▶ WHAT IS REQUIRED: Whenever a line in the data holds the string "rest", copy that line.
===== GIVEN DATA
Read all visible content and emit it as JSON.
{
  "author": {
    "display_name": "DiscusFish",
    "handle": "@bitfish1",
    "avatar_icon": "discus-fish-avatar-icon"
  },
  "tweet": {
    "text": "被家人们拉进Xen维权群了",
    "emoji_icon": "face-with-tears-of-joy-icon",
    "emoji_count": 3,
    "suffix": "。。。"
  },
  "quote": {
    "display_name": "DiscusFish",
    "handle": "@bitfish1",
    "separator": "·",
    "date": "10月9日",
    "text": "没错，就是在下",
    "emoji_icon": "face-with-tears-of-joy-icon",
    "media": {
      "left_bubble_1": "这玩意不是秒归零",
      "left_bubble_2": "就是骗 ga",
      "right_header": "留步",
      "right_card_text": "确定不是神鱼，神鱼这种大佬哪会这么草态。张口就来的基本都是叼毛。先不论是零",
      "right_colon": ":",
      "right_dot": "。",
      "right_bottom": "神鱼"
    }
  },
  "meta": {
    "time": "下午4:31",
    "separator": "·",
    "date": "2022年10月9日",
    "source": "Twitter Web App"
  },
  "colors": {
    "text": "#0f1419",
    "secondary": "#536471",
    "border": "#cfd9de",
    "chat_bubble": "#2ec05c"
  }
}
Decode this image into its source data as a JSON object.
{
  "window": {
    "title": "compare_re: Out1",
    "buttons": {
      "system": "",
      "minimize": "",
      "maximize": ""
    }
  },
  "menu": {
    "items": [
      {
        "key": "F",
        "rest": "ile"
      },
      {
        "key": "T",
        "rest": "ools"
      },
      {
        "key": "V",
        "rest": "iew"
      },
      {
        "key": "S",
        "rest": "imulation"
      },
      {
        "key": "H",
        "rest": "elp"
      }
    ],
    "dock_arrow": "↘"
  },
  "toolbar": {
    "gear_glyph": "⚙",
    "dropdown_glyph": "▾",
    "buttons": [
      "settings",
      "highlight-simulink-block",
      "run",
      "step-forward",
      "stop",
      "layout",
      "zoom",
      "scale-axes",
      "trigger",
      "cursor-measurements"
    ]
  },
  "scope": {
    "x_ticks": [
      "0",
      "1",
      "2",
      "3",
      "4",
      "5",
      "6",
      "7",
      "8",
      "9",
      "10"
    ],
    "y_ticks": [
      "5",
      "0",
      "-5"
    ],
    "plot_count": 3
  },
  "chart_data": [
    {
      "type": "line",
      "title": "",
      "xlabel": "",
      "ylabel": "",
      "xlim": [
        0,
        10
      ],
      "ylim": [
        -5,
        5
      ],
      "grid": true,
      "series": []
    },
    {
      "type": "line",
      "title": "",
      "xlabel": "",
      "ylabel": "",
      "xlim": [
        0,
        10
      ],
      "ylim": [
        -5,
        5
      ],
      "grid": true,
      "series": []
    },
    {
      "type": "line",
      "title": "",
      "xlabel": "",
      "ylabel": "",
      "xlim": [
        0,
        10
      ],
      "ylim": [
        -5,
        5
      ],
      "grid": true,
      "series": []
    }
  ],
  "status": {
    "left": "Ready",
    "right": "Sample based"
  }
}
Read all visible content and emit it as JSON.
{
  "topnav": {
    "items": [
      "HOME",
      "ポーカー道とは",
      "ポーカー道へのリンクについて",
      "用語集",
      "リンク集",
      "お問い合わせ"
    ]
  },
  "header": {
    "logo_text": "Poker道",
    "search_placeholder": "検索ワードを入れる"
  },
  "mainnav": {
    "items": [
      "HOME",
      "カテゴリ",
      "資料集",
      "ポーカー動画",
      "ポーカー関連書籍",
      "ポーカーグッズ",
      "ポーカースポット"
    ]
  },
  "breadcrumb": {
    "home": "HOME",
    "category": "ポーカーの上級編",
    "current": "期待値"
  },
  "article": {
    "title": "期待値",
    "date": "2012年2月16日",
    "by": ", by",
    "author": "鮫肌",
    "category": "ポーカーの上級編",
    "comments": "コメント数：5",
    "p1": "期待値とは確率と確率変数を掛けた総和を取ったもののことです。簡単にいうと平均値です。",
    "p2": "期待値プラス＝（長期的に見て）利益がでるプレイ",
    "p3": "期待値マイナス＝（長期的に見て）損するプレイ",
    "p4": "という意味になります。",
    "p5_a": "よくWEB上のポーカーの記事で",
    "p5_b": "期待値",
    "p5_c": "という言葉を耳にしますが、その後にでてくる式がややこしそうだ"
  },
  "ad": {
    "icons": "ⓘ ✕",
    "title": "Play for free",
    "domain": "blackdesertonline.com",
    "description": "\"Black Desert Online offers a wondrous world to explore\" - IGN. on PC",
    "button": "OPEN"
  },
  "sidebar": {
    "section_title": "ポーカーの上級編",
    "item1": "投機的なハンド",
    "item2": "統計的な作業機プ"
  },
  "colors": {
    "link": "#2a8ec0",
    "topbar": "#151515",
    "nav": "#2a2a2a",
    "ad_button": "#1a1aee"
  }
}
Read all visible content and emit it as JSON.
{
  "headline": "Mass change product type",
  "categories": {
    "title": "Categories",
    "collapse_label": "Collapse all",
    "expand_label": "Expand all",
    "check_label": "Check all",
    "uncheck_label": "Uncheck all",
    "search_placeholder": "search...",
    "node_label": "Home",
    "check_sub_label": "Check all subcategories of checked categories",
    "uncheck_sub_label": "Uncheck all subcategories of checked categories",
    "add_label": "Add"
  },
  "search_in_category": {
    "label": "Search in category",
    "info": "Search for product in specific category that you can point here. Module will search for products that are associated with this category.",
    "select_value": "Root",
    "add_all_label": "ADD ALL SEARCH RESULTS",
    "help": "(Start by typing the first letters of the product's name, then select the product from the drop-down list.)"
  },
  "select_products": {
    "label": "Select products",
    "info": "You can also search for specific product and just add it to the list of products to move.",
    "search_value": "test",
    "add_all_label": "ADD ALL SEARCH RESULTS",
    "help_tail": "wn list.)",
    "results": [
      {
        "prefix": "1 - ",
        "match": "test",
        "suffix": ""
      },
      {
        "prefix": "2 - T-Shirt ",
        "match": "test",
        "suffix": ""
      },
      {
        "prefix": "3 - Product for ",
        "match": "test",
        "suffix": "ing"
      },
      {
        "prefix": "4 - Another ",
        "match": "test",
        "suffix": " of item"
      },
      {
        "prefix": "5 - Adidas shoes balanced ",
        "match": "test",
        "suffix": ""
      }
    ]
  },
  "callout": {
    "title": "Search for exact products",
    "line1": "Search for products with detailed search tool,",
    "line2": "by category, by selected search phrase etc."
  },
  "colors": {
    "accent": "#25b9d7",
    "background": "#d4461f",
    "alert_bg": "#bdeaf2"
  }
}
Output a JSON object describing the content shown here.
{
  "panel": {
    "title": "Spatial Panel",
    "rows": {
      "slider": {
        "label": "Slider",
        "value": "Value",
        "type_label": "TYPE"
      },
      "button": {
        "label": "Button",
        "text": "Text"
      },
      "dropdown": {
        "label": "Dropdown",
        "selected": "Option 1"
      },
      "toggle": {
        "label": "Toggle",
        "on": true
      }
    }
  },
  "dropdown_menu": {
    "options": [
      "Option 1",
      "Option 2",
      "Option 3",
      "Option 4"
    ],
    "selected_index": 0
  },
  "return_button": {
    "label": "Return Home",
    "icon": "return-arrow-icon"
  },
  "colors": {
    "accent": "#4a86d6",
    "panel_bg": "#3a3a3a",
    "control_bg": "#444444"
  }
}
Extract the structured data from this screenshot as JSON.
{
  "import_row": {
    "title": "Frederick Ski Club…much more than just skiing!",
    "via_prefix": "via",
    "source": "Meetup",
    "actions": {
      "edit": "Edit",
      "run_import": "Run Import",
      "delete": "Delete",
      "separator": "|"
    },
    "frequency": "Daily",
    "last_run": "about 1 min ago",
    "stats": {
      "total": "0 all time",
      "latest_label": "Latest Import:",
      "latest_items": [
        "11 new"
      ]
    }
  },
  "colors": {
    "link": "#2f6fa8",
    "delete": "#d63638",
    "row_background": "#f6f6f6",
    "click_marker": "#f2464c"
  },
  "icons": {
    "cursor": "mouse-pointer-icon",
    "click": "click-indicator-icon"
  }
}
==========
▶ SOLUTION TO THIS EXERCISE:
        "rest": "ile"
        "rest": "ools"
        "rest": "iew"
        "rest": "imulation"
        "rest": "elp"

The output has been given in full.